Aj Smith, professor of art, celebrates the faces of individuals in small towns and relatively isolated communities of the Delta in a new exhibit opening Thursday, Oct. 4, and running through Nov. 16 in Gallery II in UALR’s Fine Arts Building.
“In front yards, the local general store, church family centers, on front porches, in living rooms, and kitchens, we ate while I listened to stories of their lives,” the artist said. “Hopefully, in these graphite and silverpoint drawings, I have captured the essence and soul of my subjects.”
UALR’s College of Arts, Humanities, and Social Sciences and Art Department provided support for this project through a Faculty Summer Research Fellowship Grant and Off Campus Duty Assignment (OCDA).
Beginning Tuesday, Oct. 16, through Wednesday, Dec. 5, in Gallery 1, “Photographing the Landscape” will feature the works of four photographers – Jay Gould, Frank Hamrick, Chad Smith, and Luther Smith – with diverse interpretations of the landscape.
Locations vary, but all four present a highly idiosyncratic view of the landscape – conceptually, emotionally, and technically.
Luther Smith uses the large-format view camera, much like the landscape photographers of the 19th century, with traditional color film, which he then scans and refines digitally.
Chad Smith also uses the view camera to construct panoramas of a vast terrain.
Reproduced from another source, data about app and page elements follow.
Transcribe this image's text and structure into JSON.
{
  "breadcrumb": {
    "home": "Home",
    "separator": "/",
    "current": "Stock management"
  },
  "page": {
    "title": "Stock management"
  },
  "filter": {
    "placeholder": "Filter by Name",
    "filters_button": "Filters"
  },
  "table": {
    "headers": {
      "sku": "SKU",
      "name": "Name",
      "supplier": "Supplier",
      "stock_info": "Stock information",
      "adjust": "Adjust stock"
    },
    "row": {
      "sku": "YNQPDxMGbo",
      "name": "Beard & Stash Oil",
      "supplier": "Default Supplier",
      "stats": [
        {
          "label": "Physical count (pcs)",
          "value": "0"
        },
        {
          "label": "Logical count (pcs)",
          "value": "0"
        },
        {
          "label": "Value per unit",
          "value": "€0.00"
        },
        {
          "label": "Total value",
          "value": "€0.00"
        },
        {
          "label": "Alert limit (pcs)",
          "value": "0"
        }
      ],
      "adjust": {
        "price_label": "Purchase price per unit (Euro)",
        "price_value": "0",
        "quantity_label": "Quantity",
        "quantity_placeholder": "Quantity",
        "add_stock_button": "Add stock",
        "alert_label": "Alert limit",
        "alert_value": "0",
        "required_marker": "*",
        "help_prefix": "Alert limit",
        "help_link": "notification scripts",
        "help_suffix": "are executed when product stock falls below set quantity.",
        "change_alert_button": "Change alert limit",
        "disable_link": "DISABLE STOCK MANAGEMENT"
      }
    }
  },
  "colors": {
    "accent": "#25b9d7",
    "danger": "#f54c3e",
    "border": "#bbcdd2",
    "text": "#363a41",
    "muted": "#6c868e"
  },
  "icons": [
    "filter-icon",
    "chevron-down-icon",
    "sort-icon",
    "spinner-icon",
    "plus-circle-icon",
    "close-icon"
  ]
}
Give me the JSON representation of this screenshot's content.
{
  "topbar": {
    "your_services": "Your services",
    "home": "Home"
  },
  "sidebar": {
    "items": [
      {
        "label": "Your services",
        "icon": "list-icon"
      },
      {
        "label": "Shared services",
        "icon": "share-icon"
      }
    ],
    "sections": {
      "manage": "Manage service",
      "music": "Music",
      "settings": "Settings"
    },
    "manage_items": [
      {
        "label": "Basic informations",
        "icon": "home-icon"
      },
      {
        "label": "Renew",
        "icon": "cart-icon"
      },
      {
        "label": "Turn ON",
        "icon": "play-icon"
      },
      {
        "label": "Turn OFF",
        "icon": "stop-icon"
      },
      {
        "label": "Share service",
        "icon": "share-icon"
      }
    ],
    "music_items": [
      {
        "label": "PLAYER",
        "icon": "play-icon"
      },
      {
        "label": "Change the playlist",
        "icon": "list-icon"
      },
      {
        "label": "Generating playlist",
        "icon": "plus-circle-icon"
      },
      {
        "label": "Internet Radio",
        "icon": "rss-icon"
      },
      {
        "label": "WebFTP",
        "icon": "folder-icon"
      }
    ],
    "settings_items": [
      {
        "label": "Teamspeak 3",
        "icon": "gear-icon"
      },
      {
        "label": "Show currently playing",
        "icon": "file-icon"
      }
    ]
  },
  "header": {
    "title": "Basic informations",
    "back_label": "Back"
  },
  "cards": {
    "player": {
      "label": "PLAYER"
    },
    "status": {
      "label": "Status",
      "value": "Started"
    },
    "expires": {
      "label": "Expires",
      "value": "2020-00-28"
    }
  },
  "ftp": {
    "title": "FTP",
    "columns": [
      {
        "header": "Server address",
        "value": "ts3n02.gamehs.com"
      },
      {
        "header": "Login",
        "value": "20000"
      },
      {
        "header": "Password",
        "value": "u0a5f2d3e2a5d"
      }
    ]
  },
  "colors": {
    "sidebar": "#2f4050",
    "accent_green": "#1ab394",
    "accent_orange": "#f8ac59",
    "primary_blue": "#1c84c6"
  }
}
But instead of large-scale digital prints, his are presented in the original size of the film.
The works by Frank Hamrick are traditional in both process and modest scale. The black-and-white silver gelatin print seems to transform whatever is depicted into a mysterious and haunting view of reality.
Jay Gould also favors the commonplace, but couches his photographic illusions as a form of scientific investigation. He uses digital means to combine graphs, drawings and text with the original image.
An ongoing exhibit in Gallery III continues through Oct. 28 and features works from the UALR Permanent Collection.
Established in 1972, the UALR Permanent Collection includes various artworks that can be seen in offices across campus. Periodically, artworks from the collection are featured in the galleries in the Fine Arts Building.
This exhibit includes two new works recently purchased from the Annual Auction at the Penland School of Craft. Tom Shields morphs together two discarded chairs from “The Pines” – the Penland dining hall – to create a unique sculptural furniture form titled “In the Pines.” Chris Berti uses a subtractive carving technique to create a miniature teapot on a pedestal out of a red vintage paver brick, titled “Archetype Series.”
Other artists included in this exhibition include Dietrich Neyland, Alice Baber, Al Allen, John Thompson, Gertrude Tara-Casciano, Robin Woods Lausch, Anthony Jones, William Russell Powell, Joe Phillips, Michael Owens, James Wilbat, and Chris Jenkins